“I mean it’s as if I’m not even there.”
She cried as she loosened the wrapping from one of the Great Steak Philly cheesteak sandwiches she had picked up before we had gotten together.
“I mean, I walk in, and whatever they are talking about, everybody just gets really quiet! I mean it’s weird!”
She wiped a tear from the right side of her face, and took a small bite of her sandwich. I looked at her, trying to gather my own thoughts as I reached into the greasy brown bag, and took out a couple of fries. She chewed, and wept,… wept, and chewed.
“But isn’t this, for the most part your family?” I asked, reaching for more of the hot fresh potatoes that had burnt my tongue only moments before. I loved Great Steak’s fries, especially when they were hot, the way these were.
For a moment, she stopped crying, and allowed herself to laugh at the greedy way she says I always enjoy my food.
“What?” I giggled. “You know I love these fries!
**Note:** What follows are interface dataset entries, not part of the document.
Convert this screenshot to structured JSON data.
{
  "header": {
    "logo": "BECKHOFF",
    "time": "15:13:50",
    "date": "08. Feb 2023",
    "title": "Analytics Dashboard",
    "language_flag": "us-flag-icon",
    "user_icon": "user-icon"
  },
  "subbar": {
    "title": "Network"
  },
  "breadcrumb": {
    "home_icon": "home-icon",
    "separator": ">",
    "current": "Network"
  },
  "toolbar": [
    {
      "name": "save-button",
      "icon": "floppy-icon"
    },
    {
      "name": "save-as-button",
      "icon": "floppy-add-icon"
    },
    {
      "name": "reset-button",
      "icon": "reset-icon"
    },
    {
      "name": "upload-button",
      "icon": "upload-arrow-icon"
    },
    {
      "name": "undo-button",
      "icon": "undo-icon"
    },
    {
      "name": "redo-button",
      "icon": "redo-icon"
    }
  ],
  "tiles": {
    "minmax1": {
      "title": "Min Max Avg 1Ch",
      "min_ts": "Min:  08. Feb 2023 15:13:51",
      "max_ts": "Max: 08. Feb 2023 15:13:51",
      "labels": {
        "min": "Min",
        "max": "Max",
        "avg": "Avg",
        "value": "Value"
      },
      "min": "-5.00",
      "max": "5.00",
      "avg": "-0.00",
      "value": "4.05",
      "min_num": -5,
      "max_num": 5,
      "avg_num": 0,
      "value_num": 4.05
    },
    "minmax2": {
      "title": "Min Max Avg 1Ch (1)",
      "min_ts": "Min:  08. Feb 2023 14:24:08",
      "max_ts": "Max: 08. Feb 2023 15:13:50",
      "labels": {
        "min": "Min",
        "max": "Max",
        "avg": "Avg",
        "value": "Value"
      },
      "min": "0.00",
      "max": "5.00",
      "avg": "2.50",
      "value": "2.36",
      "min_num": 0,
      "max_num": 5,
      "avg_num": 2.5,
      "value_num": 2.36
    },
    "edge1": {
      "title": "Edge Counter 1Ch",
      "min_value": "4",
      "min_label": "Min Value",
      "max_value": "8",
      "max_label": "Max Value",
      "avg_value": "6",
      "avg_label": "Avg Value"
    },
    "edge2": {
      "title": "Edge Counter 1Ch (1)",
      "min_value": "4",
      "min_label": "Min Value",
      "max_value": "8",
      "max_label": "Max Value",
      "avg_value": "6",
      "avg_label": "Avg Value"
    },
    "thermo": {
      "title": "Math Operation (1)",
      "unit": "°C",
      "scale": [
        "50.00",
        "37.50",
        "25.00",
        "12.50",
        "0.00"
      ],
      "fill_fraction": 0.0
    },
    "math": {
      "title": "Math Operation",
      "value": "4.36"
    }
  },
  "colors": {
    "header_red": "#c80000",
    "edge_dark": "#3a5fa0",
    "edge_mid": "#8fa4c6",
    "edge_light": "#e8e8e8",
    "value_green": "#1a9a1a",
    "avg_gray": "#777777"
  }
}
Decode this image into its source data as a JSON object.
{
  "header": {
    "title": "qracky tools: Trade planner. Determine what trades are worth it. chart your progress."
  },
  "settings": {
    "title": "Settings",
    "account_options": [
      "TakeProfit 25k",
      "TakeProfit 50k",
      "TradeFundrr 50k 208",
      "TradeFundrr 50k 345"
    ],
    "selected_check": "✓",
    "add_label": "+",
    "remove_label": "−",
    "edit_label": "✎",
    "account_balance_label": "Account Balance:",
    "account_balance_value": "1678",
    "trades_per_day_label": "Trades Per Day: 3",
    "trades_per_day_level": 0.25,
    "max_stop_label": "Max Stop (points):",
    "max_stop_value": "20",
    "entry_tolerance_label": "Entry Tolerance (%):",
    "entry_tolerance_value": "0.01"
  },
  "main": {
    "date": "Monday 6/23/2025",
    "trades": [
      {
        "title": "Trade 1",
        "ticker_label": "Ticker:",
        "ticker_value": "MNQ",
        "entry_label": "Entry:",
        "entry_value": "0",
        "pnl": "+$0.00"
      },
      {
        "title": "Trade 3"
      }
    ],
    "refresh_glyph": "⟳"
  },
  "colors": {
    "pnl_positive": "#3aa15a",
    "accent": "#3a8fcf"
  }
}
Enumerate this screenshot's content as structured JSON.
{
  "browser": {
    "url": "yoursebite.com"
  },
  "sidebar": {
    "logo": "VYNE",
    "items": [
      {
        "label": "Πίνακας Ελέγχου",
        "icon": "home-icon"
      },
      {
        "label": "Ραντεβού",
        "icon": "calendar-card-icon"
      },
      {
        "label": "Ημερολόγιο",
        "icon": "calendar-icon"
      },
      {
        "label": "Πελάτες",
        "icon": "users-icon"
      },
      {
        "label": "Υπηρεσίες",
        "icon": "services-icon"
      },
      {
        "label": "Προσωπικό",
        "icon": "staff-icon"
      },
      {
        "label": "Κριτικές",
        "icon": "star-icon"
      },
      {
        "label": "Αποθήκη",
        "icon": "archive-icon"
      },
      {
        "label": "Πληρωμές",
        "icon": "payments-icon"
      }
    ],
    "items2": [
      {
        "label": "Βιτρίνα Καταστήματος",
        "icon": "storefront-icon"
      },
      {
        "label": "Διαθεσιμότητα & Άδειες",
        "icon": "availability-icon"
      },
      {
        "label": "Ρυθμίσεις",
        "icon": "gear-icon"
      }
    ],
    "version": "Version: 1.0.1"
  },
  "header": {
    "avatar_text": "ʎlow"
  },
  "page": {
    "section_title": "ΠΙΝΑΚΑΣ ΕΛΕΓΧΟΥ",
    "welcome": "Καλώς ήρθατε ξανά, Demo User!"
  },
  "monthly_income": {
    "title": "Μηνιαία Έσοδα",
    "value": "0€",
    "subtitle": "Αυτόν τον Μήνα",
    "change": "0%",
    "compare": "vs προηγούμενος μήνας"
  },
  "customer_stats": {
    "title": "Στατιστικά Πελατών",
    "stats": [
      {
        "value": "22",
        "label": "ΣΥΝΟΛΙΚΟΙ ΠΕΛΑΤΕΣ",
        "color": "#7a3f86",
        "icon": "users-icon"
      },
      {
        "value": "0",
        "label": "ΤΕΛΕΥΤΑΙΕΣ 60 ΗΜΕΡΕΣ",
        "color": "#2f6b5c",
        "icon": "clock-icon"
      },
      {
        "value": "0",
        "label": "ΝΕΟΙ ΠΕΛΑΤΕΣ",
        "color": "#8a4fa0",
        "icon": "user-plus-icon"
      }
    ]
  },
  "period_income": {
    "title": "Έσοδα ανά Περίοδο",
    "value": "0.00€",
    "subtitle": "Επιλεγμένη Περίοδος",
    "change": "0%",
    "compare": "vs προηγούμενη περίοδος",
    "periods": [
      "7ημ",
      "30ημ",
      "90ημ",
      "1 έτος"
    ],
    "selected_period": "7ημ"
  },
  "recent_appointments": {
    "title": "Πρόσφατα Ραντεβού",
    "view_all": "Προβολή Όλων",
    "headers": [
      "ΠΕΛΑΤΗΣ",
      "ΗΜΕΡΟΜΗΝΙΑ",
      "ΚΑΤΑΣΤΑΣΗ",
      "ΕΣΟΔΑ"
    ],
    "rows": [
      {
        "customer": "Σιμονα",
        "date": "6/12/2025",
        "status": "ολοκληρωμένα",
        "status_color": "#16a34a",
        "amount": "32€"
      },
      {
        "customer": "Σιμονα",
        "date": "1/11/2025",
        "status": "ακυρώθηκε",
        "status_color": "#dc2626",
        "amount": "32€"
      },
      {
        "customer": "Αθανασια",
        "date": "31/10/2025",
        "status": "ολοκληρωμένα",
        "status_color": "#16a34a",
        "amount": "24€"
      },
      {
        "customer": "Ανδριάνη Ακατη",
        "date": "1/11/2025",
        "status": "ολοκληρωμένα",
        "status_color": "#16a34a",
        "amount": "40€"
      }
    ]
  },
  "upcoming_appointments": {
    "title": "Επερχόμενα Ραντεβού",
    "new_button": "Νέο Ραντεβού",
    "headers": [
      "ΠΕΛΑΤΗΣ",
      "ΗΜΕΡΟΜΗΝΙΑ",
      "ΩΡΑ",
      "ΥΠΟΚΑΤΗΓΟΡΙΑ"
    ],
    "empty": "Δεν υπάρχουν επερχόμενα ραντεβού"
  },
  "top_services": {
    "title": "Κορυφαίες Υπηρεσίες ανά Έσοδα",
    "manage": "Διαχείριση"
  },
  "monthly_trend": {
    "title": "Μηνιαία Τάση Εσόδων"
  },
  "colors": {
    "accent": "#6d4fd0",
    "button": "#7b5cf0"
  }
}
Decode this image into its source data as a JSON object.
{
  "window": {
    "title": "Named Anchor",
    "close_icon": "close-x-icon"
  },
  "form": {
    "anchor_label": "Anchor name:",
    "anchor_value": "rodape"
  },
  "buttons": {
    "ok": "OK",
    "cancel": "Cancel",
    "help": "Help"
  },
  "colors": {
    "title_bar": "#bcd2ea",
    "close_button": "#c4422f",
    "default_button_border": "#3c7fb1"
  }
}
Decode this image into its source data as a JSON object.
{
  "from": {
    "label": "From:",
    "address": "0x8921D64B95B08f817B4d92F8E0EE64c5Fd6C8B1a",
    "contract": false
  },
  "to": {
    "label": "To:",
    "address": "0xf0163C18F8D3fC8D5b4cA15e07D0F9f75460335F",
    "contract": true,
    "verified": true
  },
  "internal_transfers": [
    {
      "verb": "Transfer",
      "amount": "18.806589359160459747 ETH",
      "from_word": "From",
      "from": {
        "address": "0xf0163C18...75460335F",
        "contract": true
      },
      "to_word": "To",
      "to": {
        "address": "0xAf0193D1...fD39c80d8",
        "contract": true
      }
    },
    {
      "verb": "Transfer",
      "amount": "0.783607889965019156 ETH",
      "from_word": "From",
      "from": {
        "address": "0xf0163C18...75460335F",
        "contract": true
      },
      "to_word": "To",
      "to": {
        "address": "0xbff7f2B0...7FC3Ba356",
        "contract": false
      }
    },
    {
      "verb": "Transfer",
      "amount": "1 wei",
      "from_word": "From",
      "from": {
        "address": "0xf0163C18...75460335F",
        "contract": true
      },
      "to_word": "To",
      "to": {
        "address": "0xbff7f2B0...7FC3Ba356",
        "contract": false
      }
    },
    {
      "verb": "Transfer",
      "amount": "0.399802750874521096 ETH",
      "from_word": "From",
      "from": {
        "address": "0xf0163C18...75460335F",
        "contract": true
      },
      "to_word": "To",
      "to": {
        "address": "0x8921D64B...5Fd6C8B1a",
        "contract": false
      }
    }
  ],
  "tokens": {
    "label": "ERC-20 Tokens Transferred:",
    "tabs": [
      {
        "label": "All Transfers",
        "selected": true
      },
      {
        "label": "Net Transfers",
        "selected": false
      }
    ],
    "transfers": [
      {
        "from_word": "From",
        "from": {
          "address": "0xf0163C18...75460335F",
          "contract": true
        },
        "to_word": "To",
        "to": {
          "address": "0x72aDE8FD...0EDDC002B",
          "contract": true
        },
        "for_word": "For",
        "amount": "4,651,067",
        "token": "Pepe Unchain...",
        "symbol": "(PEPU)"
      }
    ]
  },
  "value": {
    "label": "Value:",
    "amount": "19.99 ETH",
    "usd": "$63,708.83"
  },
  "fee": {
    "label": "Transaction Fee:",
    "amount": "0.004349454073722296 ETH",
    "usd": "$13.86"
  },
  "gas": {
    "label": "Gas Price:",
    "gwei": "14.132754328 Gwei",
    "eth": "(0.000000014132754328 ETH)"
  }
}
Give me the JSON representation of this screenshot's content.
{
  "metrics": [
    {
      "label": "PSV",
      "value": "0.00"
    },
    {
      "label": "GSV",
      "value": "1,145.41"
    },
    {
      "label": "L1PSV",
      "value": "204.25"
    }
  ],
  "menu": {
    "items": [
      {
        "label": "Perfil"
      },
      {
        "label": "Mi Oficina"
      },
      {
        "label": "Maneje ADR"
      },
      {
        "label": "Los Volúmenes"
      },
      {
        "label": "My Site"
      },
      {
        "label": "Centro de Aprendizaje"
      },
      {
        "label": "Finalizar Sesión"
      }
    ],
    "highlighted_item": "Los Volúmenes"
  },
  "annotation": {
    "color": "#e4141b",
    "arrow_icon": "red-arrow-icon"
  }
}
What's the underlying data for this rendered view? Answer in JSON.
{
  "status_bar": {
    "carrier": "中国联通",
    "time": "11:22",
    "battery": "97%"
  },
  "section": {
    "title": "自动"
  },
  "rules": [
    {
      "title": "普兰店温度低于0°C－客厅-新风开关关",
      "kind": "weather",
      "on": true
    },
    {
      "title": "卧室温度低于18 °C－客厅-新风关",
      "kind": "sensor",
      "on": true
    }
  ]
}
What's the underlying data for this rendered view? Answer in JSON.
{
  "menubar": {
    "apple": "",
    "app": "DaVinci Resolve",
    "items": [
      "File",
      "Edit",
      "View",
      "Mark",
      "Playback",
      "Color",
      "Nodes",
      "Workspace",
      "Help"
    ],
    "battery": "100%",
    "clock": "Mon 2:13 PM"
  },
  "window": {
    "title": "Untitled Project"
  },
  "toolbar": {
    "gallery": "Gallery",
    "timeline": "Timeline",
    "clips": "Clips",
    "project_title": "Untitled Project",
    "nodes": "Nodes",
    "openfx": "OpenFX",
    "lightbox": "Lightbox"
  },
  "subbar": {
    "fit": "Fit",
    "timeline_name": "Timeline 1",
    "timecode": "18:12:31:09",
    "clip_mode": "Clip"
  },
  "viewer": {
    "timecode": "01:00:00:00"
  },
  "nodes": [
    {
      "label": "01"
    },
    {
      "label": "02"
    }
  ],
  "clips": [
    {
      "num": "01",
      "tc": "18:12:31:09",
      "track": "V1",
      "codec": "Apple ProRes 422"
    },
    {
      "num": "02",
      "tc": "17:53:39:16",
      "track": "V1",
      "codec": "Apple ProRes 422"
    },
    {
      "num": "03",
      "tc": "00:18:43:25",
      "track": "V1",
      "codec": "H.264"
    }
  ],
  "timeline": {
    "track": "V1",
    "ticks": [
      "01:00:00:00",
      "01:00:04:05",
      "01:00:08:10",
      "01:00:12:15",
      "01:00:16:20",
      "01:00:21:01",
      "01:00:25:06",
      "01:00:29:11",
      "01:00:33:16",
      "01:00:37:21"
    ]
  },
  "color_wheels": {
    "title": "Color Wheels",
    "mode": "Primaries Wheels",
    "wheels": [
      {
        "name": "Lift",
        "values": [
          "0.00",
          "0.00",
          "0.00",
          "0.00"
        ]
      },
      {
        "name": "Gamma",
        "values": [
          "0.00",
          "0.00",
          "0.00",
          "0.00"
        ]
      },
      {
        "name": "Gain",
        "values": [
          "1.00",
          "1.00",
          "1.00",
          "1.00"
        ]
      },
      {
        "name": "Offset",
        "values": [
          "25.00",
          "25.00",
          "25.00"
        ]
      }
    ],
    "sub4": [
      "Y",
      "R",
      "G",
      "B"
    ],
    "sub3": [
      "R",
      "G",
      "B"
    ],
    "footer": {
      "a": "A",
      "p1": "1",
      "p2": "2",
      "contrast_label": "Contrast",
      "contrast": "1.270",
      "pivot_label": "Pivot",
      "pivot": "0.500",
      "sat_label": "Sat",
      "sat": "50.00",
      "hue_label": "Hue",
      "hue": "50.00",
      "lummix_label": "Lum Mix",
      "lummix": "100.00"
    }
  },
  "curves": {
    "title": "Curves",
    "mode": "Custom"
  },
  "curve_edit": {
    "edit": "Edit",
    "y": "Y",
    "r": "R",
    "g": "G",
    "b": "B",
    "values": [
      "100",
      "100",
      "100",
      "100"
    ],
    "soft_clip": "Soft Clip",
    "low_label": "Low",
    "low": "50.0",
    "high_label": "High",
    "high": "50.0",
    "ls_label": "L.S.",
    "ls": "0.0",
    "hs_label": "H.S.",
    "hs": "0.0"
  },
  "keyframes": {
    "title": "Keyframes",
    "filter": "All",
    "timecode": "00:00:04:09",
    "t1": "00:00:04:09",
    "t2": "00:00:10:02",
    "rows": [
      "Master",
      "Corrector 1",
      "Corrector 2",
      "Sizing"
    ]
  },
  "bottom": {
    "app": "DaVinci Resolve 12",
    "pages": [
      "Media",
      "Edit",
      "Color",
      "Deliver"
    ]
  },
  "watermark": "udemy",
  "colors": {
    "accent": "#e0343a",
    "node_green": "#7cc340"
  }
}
At least you’re not crying anymore. Hey, whatever it takes to make you smile!”
I handed her a restaurant napkin so that she could dry her tears. The noise, and heat from the busses that passed by the bench where we were sitting seemed to dissipate just a bit the longer we sat there. I hardly noticed all the people.
“I mean, it’s church!” She said. “No one should feel that way when coming into the house of the Lord.”
“You’re right” I told her. “But if they don’t understand that, what can you do? Go somewhere else! If you’re not getting what you need there, find a new church.”
The words seemed to fall on her like a blanket of sadness. And, before I could speak again, tears returned like unwelcomed guest.
“I don’t mean to make you cry, Evelyn. I’m so sorry.” I put down the bag, took a sip of my soft drink, and reached out to hug my lifelong friend.
As she lay on my shoulder, she cried. I used my hand to brush the long weave she was wearing out of her eyes. It was nothing unusual for either of us to lean on the other an sob uncontrollably. But sitting there, in the wide open space of Third and Main, people were starting to stare.
“Come on” I told her, packing away our lunch and standing to my feet. “Let’s walk.”
She threw her half eaten sandwich in the green bin that stood next to the bus stop bench, and threw her black Michael Kors bag over her shoulder. I adjusted my blouse to make sure it covered my bottom, and we made our way towards Fourth Street parking.
“I don’t feel that God wants me to leave right now.” She muttered. I could see how deeply troubled it all made her. The lines in her brow were giving me a good idea of how angry and hurt she must have been feeling.
“So what are going to do, then? Stay there, and be miserable? Who can serve God in misery?” I asked her. Now, I was getting upset.
“I’ll be ok” she said, noticing my annoyance. “I’m gonna go back to the office, and finish my work. Then, I’m going to go home. I’ll call you a bit later, okay?”
“You sure? ‘Cause I can totally blow off the rest of the day, and talk to you.”
We both giggled a bit, hugged, and went about our own ways. I watched intently as she got into her black SUV, and pulled out of the parking area. She didn’t need to know how hurt I was for her, so I smiled, and waved until I felt she could no longer see me from her vehicle. I got into my junker, put the key into the ignition, and began to pray for my best friend.